I heard the story of a young boy who was having a conversation with his dad. His dad was doing other stuff while trying to listen to what his son was saying, suddenly the young boy said, “Dad! you are not listen to me!”. -Of course!, said the father. The little boy stood up and went where his dad was working. He grabbed a small bench climb on it and faced his dad looking into his eyes saying, “No, dad! I want you to listen to me!”, -but I am, responded the father with a little of frustration. The little boy stared at the eyes of his father, grab his cheeks and said, Dad, “I want you to listen with your face.”
Listening with our face, what an intense statement in a world that is not used to listen anymore. We may have great conversation with each other but that does not mean that we are listening to each other. Most of the time when someone is sharing something to us, we are already preparing the answer that we will give him. We are more pron to give answers than to listen. We even have questions, but sometimes we do not want to listen to the answers. It is really hard to listen with our face the cries of our world when we can not even listen to our own cry. But we can also easily stay within us and quite down the many voices of the people suffering injustices, Manning says “When I am divided within myself, when I am so preoccupied with my own sins, egocentricity, and moral failures that I can not hear the anguished cry to others, then I have subtly reestablished self as the center of my focus and concern”.

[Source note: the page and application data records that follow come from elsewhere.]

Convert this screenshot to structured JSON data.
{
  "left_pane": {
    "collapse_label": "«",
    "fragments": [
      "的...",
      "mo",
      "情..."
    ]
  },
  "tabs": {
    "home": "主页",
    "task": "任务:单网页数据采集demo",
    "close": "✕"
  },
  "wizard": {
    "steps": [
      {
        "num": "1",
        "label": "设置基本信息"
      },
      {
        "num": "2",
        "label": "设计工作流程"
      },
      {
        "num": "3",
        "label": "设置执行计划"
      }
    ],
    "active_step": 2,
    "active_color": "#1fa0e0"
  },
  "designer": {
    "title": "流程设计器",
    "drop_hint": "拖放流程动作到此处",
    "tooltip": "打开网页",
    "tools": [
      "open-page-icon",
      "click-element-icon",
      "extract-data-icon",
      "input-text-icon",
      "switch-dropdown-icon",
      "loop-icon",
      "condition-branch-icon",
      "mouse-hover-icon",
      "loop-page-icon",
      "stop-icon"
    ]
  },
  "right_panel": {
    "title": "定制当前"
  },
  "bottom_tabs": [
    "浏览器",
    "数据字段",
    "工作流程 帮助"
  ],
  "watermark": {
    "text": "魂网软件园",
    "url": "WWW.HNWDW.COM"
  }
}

There are many voices trying to get our attention in this community, are we going to keep listening just to the ones we like, or are we going to start listening with our face? This requires attention and willingness to listen without wanting to have the answers, but at least being able to offer our hand. Not the hand that gives bread with the hope that this soul will be “saved” from the flames of hell; but the hand that embrace, the hand that accept, the hand that offers a friendship, “what really counts is that in moments of pain and suffering someone stays with us. More important than any particular action or word of advice is the simple presence of someone who cares. In a time so filled with methods and techniques designed to change people, to influence their behavior, and to make them do new things and think new thoughts, we have lost the simple but difficult gift of being present to each other” (Nouwen,McNeill, Morrison)